A pregnant Florida woman has hired legal counsel after she claimed she was the victim of an unprovoked beating and pepper-spraying while being shackled by officers in a Jacksonville jail last month.
Kirenda Welch was five weeks pregnant when she was stopped by police officers for making an illegal turn on June 29. When it was learned that Welch was operating a motor vehicle on a suspended license, she was summarily arrested and taken to jail, News 4 Jax reported. Welch said she did not know her license was suspended.
But it was at the local county jail that circumstances took place that led to the corrections officer being brought up on charges.
Welch said she and the corrections officer went back and forth repeatedly throughout her stay at the jail. But when Welch reportedly complained that her jail jumpsuit was extremely itchy, the corrections officer allegedly assaulted Welch after placing her in four-point restraints, Welch said at the press conference. This means handcuffs and leg shackles are attached with a chain, Jacksonville Sheriff’s Office Undersheriff Pat Ivey said according to WJCT.org.

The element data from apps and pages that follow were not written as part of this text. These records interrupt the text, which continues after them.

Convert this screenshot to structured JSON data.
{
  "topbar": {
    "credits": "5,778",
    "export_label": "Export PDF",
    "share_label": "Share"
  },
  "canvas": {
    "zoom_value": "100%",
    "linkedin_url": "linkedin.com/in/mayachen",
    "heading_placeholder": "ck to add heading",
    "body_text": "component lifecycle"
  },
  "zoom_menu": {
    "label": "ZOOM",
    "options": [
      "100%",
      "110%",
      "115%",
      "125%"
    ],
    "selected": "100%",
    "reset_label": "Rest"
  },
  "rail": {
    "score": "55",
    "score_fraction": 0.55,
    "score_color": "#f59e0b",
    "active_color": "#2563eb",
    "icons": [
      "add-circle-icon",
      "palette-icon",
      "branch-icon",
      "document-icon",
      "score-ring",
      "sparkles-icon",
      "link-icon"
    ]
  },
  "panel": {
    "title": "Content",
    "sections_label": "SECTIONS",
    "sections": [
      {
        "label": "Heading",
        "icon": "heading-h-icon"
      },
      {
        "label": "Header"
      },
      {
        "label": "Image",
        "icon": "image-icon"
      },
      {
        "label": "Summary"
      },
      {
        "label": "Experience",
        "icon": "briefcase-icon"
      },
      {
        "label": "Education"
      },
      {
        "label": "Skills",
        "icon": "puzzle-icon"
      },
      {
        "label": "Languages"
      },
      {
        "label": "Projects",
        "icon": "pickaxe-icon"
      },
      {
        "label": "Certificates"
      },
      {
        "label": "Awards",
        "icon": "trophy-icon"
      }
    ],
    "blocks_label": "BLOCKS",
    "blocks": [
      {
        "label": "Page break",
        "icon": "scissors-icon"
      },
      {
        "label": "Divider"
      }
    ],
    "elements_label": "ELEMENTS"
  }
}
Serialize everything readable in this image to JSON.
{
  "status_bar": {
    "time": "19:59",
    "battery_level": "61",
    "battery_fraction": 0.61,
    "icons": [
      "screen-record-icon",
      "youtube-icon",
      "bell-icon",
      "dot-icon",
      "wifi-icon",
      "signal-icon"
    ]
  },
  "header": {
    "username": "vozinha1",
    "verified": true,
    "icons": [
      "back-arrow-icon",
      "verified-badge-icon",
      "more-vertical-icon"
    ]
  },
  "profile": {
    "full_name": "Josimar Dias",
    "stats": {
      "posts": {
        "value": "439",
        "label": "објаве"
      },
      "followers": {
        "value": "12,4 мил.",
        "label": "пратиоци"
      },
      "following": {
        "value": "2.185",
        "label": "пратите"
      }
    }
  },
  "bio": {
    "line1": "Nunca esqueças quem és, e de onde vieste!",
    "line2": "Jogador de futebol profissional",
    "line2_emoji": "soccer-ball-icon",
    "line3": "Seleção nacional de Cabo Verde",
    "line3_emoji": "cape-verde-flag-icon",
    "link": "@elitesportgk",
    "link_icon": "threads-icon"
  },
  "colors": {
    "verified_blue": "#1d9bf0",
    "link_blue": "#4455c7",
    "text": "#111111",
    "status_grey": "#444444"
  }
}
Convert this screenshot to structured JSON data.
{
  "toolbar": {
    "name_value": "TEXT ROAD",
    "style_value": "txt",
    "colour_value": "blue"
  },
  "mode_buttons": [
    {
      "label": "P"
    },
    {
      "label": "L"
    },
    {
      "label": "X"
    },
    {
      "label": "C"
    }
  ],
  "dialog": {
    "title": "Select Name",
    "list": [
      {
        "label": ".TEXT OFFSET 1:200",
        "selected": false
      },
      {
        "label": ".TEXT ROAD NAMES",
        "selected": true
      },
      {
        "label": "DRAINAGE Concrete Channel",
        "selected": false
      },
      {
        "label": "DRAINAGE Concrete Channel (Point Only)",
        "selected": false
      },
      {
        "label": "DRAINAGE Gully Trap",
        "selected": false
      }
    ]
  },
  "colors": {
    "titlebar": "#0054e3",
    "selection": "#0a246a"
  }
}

Welch said other officers did nothing but look on as she was beaten and pepper-sprayed while laying defenseless on the ground.
“This Officer Thompson called me Kunta Kinte several times before she put me in shackles at the ankles and handcuffs at the wrists,” Welch told the television station. “I complied with every one of her requests. I complied with her requests to shackle me only for her to punch me in the face and stomach over a dozen times. I was just in disbelief.”
Attorney Benjamin Crump, 48, who famously represented Trayvon Martin’s parents following his shooting death at the hands of George Zimmerman in Sanford, Florida, in 2012, called this “savage beating” on Welch an “illegal abuse of excessive force.” He is demanding the state attorney’s office investigate the episode as a hate crime.
Thompson was in the midst of her probationary period and has been immediately terminated from her position within the Jacksonville Sheriff’s Office. Moreover, Thompson was arrested Thursday on charges of misdemeanor battery and official misconduct. The latter is a felony.
Crump calls the action taken against the corrections officer a good “first step.”
“Before and during this outrageous attack on this citizen, there were racial slurs being used and hurled at her indicating what was the mentality of this officer as she assaulted and battered this 36-year-old, college-educated Black woman,” Crump said at the press conference. “They were of a nature that could not be misconstrued as anything but racist, [and] those matters need to be charged appropriately.”
Crump called for all records and video footage from the incident to be shown publicly. He also wants the U.S. Department of Justice to audit the training of the Jacksonville Sheriff’s Office.
“Make this a teachable moment,” Crump added.